_EXERCISE AIM_. Please return every line below that contains the string "округ".

===== INFORMATION

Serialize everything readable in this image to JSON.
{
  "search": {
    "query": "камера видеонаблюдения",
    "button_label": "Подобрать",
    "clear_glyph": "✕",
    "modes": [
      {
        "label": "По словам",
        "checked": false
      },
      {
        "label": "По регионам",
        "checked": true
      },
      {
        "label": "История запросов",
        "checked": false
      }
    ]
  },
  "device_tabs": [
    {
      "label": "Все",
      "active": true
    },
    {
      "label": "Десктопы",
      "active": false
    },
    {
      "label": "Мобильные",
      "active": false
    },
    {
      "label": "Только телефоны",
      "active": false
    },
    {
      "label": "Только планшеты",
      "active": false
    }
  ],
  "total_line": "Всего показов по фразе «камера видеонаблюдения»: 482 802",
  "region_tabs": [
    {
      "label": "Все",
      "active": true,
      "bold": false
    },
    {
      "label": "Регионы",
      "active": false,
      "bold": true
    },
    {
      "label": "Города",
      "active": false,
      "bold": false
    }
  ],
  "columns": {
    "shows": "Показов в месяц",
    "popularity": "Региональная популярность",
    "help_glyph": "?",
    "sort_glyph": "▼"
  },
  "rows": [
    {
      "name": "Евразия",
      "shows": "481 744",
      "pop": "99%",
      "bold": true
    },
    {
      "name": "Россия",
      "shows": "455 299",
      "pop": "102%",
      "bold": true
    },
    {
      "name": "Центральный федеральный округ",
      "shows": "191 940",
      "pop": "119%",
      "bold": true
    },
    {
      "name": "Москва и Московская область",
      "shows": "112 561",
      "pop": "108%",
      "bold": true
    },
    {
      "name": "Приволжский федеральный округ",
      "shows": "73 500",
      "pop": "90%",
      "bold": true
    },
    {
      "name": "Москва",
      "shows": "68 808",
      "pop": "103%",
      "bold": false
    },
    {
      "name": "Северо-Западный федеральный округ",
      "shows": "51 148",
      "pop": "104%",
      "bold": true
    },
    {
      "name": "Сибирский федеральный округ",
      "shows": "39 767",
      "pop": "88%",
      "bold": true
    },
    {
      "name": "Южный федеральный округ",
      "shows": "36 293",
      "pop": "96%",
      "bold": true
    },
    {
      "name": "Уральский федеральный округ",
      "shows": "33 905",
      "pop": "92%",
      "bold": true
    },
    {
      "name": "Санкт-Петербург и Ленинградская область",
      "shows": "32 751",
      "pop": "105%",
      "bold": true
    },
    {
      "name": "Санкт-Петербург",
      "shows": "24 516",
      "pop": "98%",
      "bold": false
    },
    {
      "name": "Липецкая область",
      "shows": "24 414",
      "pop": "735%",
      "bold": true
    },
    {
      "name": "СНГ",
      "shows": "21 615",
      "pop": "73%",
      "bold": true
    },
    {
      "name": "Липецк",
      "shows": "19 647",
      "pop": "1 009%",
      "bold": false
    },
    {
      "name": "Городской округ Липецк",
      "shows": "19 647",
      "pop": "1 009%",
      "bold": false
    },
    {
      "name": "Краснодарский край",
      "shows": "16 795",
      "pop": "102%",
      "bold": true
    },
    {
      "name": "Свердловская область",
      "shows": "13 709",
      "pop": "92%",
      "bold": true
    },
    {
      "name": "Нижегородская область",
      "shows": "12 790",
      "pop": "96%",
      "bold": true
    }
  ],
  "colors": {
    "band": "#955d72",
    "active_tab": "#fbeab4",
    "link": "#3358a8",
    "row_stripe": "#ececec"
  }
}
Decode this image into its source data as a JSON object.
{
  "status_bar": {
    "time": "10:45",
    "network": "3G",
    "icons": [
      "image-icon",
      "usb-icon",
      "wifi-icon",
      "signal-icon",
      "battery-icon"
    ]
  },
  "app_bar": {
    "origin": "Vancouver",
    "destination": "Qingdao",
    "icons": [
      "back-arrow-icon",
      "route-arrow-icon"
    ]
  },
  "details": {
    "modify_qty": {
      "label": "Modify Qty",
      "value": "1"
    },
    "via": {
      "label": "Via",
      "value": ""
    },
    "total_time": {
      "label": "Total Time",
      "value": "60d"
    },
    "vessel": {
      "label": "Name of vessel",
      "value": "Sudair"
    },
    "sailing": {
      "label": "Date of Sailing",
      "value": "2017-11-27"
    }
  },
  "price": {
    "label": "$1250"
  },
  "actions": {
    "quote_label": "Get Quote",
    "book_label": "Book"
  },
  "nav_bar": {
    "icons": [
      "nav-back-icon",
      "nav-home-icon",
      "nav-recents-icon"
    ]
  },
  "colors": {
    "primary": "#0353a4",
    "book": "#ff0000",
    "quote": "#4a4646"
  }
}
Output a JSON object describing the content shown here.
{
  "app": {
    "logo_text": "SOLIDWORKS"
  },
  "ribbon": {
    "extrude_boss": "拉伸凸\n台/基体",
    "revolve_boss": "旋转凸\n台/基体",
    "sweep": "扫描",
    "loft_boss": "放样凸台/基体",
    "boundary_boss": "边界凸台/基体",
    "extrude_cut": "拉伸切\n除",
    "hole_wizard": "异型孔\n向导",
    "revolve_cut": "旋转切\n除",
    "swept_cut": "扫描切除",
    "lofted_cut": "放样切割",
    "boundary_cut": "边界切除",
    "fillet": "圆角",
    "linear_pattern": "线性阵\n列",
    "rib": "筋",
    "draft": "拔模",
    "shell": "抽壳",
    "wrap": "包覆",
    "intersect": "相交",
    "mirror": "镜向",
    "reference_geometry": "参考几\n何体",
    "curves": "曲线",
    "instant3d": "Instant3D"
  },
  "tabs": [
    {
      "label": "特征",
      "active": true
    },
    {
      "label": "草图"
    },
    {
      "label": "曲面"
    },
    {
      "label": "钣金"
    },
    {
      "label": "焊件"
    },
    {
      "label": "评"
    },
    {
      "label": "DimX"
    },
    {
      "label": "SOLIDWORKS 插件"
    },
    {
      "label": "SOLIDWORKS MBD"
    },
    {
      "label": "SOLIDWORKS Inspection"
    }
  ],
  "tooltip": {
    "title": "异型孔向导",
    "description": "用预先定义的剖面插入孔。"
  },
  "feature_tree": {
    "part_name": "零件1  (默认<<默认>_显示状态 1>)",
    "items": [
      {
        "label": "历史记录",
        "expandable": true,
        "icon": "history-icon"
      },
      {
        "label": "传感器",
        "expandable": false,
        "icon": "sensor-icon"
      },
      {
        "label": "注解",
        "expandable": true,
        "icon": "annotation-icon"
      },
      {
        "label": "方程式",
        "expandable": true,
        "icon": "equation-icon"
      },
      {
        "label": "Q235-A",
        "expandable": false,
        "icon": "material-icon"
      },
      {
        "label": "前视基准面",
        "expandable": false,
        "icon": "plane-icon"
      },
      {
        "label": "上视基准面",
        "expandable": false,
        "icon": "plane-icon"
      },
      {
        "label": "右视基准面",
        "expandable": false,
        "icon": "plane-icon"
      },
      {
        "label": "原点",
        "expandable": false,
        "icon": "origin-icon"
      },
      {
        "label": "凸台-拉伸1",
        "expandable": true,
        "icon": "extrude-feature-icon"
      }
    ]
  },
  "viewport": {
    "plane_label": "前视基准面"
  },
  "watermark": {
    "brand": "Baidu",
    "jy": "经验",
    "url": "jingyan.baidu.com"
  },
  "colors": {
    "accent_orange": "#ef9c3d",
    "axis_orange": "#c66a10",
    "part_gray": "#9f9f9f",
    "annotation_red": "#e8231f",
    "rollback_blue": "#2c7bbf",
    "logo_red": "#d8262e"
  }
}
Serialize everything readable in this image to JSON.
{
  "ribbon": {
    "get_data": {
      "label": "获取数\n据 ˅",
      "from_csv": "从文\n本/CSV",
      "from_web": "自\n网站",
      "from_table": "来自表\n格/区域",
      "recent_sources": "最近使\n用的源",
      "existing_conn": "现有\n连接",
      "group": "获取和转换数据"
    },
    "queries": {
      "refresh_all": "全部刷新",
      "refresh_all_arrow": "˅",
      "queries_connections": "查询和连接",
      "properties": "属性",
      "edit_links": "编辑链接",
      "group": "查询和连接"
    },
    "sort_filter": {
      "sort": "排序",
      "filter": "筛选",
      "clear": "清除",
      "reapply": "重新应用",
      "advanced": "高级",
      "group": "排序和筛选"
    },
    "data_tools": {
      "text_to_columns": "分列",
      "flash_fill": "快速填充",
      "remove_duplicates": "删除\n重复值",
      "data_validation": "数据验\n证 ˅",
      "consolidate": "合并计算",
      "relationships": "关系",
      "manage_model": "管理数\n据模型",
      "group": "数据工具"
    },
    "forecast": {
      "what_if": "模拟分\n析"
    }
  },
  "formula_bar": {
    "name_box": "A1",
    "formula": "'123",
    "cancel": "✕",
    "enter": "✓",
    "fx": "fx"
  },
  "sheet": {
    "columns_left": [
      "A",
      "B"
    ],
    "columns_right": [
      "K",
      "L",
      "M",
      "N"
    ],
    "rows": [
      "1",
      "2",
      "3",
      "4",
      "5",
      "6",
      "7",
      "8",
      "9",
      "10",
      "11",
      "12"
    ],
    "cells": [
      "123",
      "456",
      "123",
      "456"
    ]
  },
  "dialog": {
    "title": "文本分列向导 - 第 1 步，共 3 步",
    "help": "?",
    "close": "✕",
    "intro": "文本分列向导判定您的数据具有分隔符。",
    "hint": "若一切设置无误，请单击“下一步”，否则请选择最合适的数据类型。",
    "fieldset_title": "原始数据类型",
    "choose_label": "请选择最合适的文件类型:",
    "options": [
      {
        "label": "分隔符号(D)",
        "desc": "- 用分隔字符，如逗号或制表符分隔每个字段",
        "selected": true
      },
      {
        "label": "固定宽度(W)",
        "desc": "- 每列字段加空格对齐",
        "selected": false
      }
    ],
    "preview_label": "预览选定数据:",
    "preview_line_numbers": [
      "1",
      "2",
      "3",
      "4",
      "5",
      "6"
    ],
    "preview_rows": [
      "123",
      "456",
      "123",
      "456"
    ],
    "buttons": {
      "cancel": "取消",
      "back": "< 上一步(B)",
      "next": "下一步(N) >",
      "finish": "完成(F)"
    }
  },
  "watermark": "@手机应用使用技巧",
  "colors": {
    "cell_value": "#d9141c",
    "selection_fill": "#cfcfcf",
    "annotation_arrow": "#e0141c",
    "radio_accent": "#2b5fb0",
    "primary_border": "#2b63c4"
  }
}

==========

_WORKED SOLUTION_.
      "name": "Центральный федеральный округ",
      "name": "Приволжский федеральный округ",
      "name": "Северо-Западный федеральный округ",
      "name": "Сибирский федеральный округ",
      "name": "Южный федеральный округ",
      "name": "Уральский федеральный округ",
      "name": "Городской округ Липецк",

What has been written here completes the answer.